by: Sharon Delgado on January 9th, 2014 | 1 Comment »
I’ve been a part of conversations lately about whether parents should wait to take action for peace, justice, and the environment until their children are older, or even until they are grown. Although I understand how busy the lives of modern parents can be, I have come to the conclusion that postponing involvement in the great social issues that face humanity is not in the best interests of either parents or children. Caring for our children doesn’t have to shut us down or make our life smaller or keep us from taking a stand or from working to bring about social change. In fact, concern for our children can motivate us to work to solve the very real challenges of our world today.

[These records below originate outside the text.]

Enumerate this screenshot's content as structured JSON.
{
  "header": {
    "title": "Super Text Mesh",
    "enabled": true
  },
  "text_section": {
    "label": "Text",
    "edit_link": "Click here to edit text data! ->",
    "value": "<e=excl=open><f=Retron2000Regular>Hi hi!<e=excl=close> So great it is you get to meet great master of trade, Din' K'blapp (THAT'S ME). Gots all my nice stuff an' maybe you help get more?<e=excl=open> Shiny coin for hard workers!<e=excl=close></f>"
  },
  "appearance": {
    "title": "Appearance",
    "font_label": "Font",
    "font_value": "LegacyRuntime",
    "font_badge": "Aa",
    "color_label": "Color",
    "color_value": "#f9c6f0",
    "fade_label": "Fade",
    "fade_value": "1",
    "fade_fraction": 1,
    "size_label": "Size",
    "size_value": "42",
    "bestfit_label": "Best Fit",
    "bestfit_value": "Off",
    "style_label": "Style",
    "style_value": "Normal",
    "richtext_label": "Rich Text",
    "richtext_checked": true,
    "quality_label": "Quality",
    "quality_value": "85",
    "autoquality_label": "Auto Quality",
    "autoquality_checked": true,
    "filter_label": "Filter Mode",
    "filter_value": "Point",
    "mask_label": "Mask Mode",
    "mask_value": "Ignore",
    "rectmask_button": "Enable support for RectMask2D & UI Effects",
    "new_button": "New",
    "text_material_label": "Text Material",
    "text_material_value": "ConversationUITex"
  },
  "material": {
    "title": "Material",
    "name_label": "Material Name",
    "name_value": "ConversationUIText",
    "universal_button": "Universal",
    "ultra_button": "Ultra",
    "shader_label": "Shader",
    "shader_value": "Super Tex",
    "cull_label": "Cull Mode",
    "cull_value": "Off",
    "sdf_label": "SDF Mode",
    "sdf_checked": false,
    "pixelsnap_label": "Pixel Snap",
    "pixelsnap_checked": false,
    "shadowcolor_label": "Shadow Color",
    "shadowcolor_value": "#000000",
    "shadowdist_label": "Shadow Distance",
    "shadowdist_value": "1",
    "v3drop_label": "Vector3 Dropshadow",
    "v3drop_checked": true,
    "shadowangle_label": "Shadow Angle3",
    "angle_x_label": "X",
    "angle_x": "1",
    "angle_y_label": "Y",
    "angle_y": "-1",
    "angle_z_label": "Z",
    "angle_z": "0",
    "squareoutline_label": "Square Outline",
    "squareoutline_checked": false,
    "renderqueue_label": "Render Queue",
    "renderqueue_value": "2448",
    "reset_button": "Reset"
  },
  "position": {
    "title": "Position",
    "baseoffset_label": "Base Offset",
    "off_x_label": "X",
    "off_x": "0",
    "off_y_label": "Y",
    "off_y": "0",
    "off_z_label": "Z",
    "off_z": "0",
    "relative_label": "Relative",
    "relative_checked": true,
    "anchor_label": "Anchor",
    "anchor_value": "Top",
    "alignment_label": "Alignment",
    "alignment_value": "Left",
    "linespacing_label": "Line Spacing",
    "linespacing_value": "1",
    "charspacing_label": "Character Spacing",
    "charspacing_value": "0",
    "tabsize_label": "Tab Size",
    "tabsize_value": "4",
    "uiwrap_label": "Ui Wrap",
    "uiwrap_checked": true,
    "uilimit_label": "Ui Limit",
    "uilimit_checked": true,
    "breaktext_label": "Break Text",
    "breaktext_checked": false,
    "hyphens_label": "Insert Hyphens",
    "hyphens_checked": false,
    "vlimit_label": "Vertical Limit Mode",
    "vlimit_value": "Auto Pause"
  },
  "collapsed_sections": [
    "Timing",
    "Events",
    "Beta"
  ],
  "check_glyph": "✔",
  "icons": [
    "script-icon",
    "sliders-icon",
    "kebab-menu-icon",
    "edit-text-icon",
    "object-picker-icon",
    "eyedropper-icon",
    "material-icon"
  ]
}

I first became involved in working for peace when I became aware of some very real threats to my children. It was 1979, and Congress was debating whether to re-institute draft registration. I had preteen and teenage children who would have been required to register when they turned eighteen, and I was totally opposed to that happening (although ultimately it did). I had lived through the Vietnam War, and many of my peers had been drafted. The first social justice meeting I attended was the newly formed Nevada County Anti-Draft Coalition. I was so glad to discover like-minded friends.
I also started learning more about the threat of nuclear war, as the United States competed with the Soviet Union in building more and more nuclear weapons and changed its official nuclear policy from deterrence through Mutually Assured Destruction (MAD) to “first strike” or Counterforce. This strategy put nukes in both countries on hair-trigger alert.